Beautiful singing takes precedence over competition in BGSU’s Conrad Art Song event

Kevin Bylsma, coordinator of the Conrad Art Song Competition, gets ready to announce the winners.

By DAVID DUPONT

BG Independent News

Yes, the final round of the Conrad Art Song Competition at Bowling Green State University was, as the name makes clear, a competition. More than that it was a night of beautiful singing.

That was the assessment of Kevin Bylsma, the coordinator of opera activities at the College of Musical Arts.

The 18th annual competition featured 11 duos of vocalists and pianists in the undergraduate division and 12 duos in the graduate division. (The division is determined by the singer.) Honors go equally to the singer and the pianist.

Undergraduate winners Xiaohui (left) and Hannah Stroth.

They must prepare a program of a half a dozen songs from different periods, including at least one selection from a living composer, with one song each in English, German, Italian and French.

Regardless of the language, the 10 duos, five in each division, selected for the finals delivered emotion-packed performances, sometimes touching, sometimes coquettish, sometimes even funny.

The power of drama was demonstrated in the first set by soprano Hannah Stroh with pianist Xiaohui Ma singing “He is Dead and Gone” in Russian. Even Russian wasn’t up to the task of expressing anguish, as Stroh leaned back against the piano, and began humming. The sound of her voice disembodied, as if emanating from the air itself. Then the song’s emotion swerved, ending with a demonic laugh.

You didn’t need to speak Russian to be taken aback.

A few hesitant claps were heard, then full blown applause.

The decorum of the night – applause are usually reserved for the end of a duo’s performance – was disrupted, not to be regained.

And Stroth had set the mark for the rest of the singers.

Stroth and Ma ended the evening as the winners of the undergraduate division. The graduate division was won by soprano Savanah Stricklin and pianist Paul Shen.

Other undergraduate winners were: tenor Luke Schmidt and pianist Yuefeng Liu, second, and baritone Daniel Baumgartner and pianist Adam O’Dell, third.

Graduates winners, Paul Shen and Savanah Stricklin.
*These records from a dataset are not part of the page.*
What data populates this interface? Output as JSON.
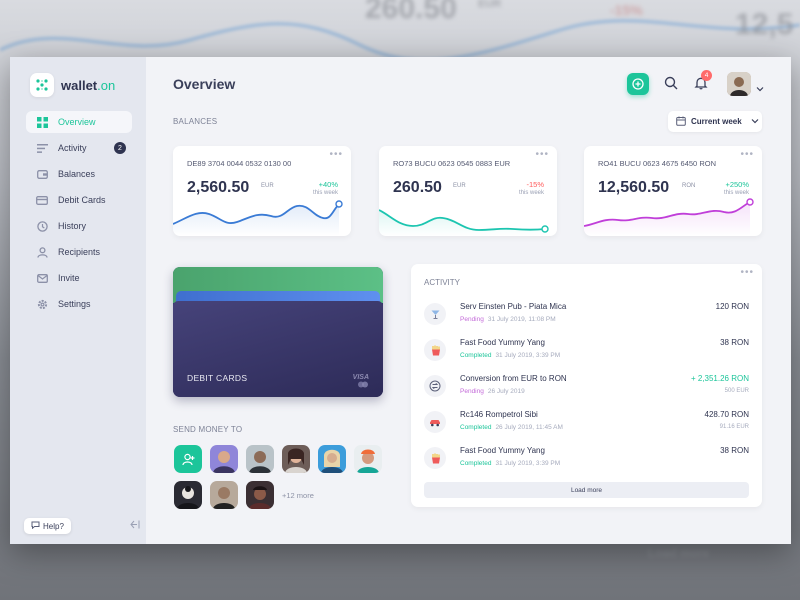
{
  "backdrop": {
    "texts": [
      "260.50",
      "EUR",
      "-15%",
      "12,5",
      "Load more"
    ]
  },
  "app": {
    "logo_name": "wallet",
    "logo_suffix": ".on"
  },
  "sidebar": {
    "items": [
      {
        "label": "Overview",
        "icon": "grid-icon",
        "active": true
      },
      {
        "label": "Activity",
        "icon": "activity-icon",
        "badge": "2"
      },
      {
        "label": "Balances",
        "icon": "wallet-icon"
      },
      {
        "label": "Debit Cards",
        "icon": "card-icon"
      },
      {
        "label": "History",
        "icon": "history-icon"
      },
      {
        "label": "Recipients",
        "icon": "user-icon"
      },
      {
        "label": "Invite",
        "icon": "mail-icon"
      },
      {
        "label": "Settings",
        "icon": "gear-icon"
      }
    ],
    "help_label": "Help?"
  },
  "header": {
    "title": "Overview",
    "notifications_count": "4"
  },
  "balances": {
    "label": "BALANCES",
    "period": "Current week",
    "cards": [
      {
        "iban": "DE89 3704 0044 0532 0130 00",
        "amount": "2,560.50",
        "currency": "EUR",
        "change": "+40%",
        "period": "this week",
        "color": "#3a7bd5",
        "trend": "up"
      },
      {
        "iban": "RO73 BUCU 0623 0545 0883 EUR",
        "amount": "260.50",
        "currency": "EUR",
        "change": "-15%",
        "period": "this week",
        "color": "#1cc5b0",
        "trend": "down"
      },
      {
        "iban": "RO41 BUCU 0623 4675 6450 RON",
        "amount": "12,560.50",
        "currency": "RON",
        "change": "+250%",
        "period": "this week",
        "color": "#c03fd9",
        "trend": "up"
      }
    ]
  },
  "debit": {
    "label": "DEBIT CARDS",
    "brand": "VISA"
  },
  "send": {
    "label": "SEND MONEY TO",
    "more": "+12 more"
  },
  "activity": {
    "title": "ACTIVITY",
    "rows": [
      {
        "name": "Serv Einsten Pub - Piata Mica",
        "status": "Pending",
        "date": "31 July 2019, 11:08 PM",
        "amount": "120 RON",
        "sub": "",
        "icon": "drink-icon",
        "status_color": "#c46bd9"
      },
      {
        "name": "Fast Food Yummy Yang",
        "status": "Completed",
        "date": "31 July 2019, 3:39 PM",
        "amount": "38 RON",
        "sub": "",
        "icon": "fries-icon",
        "status_color": "#1cc59a"
      },
      {
        "name": "Conversion from EUR to RON",
        "status": "Pending",
        "date": "26 July 2019",
        "amount": "+ 2,351.26 RON",
        "sub": "500 EUR",
        "icon": "exchange-icon",
        "status_color": "#c46bd9",
        "amount_color": "#1cc59a"
      },
      {
        "name": "Rc146 Rompetrol Sibi",
        "status": "Completed",
        "date": "26 July 2019, 11:45 AM",
        "amount": "428.70 RON",
        "sub": "91.16 EUR",
        "icon": "car-icon",
        "status_color": "#1cc59a"
      },
      {
        "name": "Fast Food Yummy Yang",
        "status": "Completed",
        "date": "31 July 2019, 3:39 PM",
        "amount": "38 RON",
        "sub": "",
        "icon": "fries-icon",
        "status_color": "#1cc59a"
      }
    ],
    "load_more": "Load more"
  }
}
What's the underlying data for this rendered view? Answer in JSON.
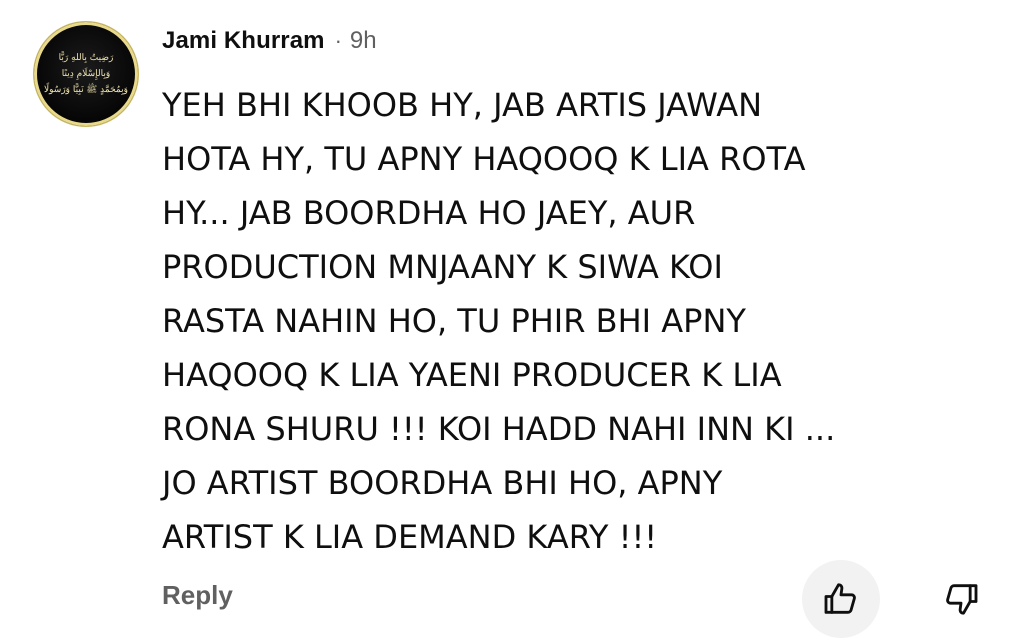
{
  "comment": {
    "author": "Jami Khurram",
    "separator": "·",
    "time": "9h",
    "avatar": {
      "lines": [
        "رَضِيتُ بِاللهِ رَبًّا",
        "وَبِالإِسْلَامِ دِينًا",
        "وَبِمُحَمَّدٍ ﷺ نَبِيًّا وَرَسُولًا"
      ]
    },
    "text_lines": [
      "YEH BHI KHOOB HY, JAB ARTIS JAWAN",
      "HOTA HY, TU APNY HAQOOQ K LIA ROTA",
      "HY... JAB BOORDHA HO JAEY, AUR",
      "PRODUCTION MNJAANY K SIWA KOI",
      "RASTA NAHIN HO, TU PHIR BHI APNY",
      "HAQOOQ K LIA YAENI PRODUCER K LIA",
      "RONA SHURU !!! KOI HADD NAHI INN KI ...",
      "JO ARTIST BOORDHA BHI HO, APNY",
      "ARTIST K LIA DEMAND KARY !!!"
    ]
  },
  "actions": {
    "reply_label": "Reply",
    "like_icon": "thumbs-up-icon",
    "dislike_icon": "thumbs-down-icon"
  },
  "colors": {
    "text": "#0f0f0f",
    "secondary": "#606060",
    "like_bg": "#f2f2f2",
    "avatar_bg": "#000000",
    "avatar_text": "#f3e7b0"
  }
}
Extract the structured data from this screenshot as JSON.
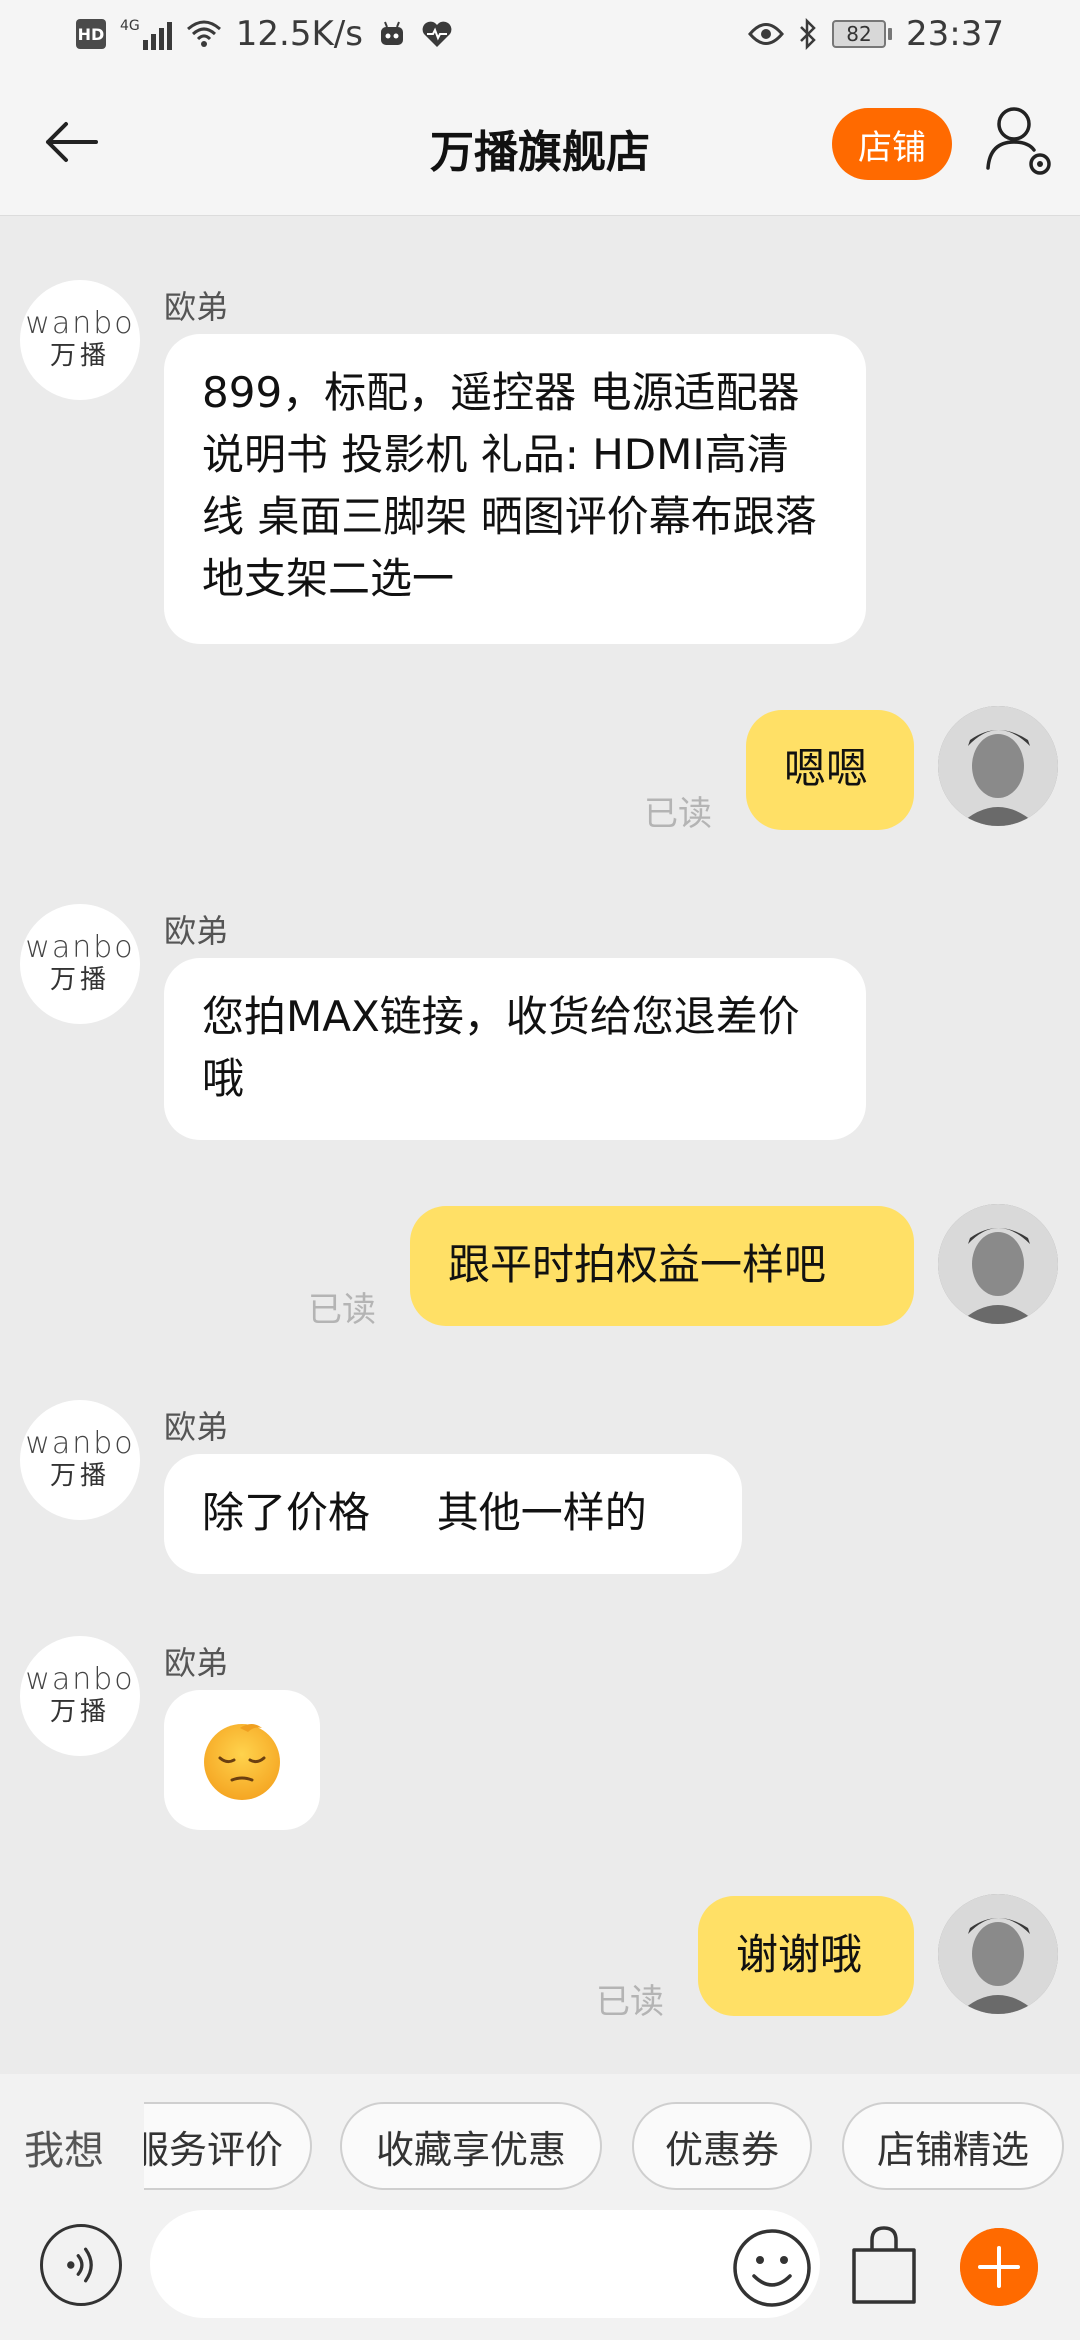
{
  "status_bar": {
    "net_speed": "12.5K/s",
    "network_type": "4G",
    "battery": "82",
    "time": "23:37"
  },
  "header": {
    "title": "万播旗舰店",
    "shop_label": "店铺"
  },
  "brand": {
    "logo_en": "wanbo",
    "logo_cn": "万播"
  },
  "messages": [
    {
      "side": "in",
      "sender": "欧弟",
      "text": "899，标配，遥控器 电源适配器 说明书 投影机 礼品: HDMI高清线  桌面三脚架  晒图评价幕布跟落地支架二选一"
    },
    {
      "side": "out",
      "text": "嗯嗯",
      "status": "已读"
    },
    {
      "side": "in",
      "sender": "欧弟",
      "text": "您拍MAX链接，收货给您退差价哦"
    },
    {
      "side": "out",
      "text": "跟平时拍权益一样吧",
      "status": "已读"
    },
    {
      "side": "in",
      "sender": "欧弟",
      "text": "除了价格     其他一样的"
    },
    {
      "side": "in",
      "sender": "欧弟",
      "emoji": "😔"
    },
    {
      "side": "out",
      "text": "谢谢哦",
      "status": "已读"
    }
  ],
  "quick_bar": {
    "label": "我想",
    "chips": [
      "服务评价",
      "收藏享优惠",
      "优惠券",
      "店铺精选"
    ]
  },
  "input": {
    "placeholder": ""
  },
  "colors": {
    "accent": "#ff6a00",
    "outgoing_bubble": "#ffe066",
    "incoming_bubble": "#ffffff",
    "background": "#ebebeb"
  }
}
Other graduate winners were: soprano Amanda Williams and pianist Hannah Bossner, second, and soprano Hillary LaBonte and pianist Zach Nyce, third.

Stricklin, who studies with Sujin Lee, said the drama is an essential part of performing an art song. “Art song is about finding its own drama. In opera we have a scene set for us. That’s the challenge of art song, setting the scene for the audience.”

On the other hand, Stroh said, “it can be difficult not to be too dramatic, and it affects the technique.”

She credited her teacher Myra Merritt with teaching her the right balance. “The focus is mostly on the singing. As long as that’s coming along, we can add the acting into it.”

Shen, a student of Robert Satterlee, said as pianist it is his job to help set the scene and know how to support the singer’s dramatic moments.

Stricklin said there needs to be a bond between the vocalist and the pianist.

Before working together they have to come to an understanding about the repertoire they will perform and commit to the long hours of rehearsal beyond their time during lessons.

During that time, Shen said, the two musicians must decide together on issues of interpretation.

Stroth said she decided she wanted to work with Ma after hearing her accompany another student.

Ma, a student of Satterlee, said she enjoys working with Stroh, “She has a gorgeous sound.”

Performing with a singer requires more flexibility than performing solo. “It shapes me in different ways,” she said. “When I play solo, it’s my own interpretation. When I do collaborative piano, their musical ideas inspire me.”

Stroth said she looks for a pianist who can “follow my breath and expression.”

Stricklin said she chooses songs “I’m passionate about and finding something that fits with my voice.”

Sujin Lee (left) with her student Savanah Stricklin

In the finals, each duo performs three of the songs they have prepared. Unlike in some competitions, they are allowed to perform the complete number and are not cut off in the interest of time.

The musicians get to select the opening number, and then the judges get to ask for what they’d like to hear.

Stroh said in the finals, she was hoping the judges would not call for “O, quand je dors” by Franz Liszt. In the semifinals that afternoon, she’d had a memory lapse while singing it. So, she was pretty sure they’d want to hear the song again to make sure that was just a fluke. It was.

The contemporary songs provided many of the lighter moments. Baumgartner and O’Dell scored with their rendition of “Lonely and Neurotic,” a very odd personals ad set to music.

Adding further color to the kaleidoscopic program, LaBonte and Nyce, both students in the contemporary music doctoral program, drew from jazz pianist and composer Brad Mehldau’s book for “Extinguish my Eyes, I’ll Go on Seeing You.”

The winners, selected by judges Drake Dantzler, Kathryn Goodson, and Monica Swartout-Bedow, all from Michigan, receive cash awards with the first place duos performing concerts at later dates.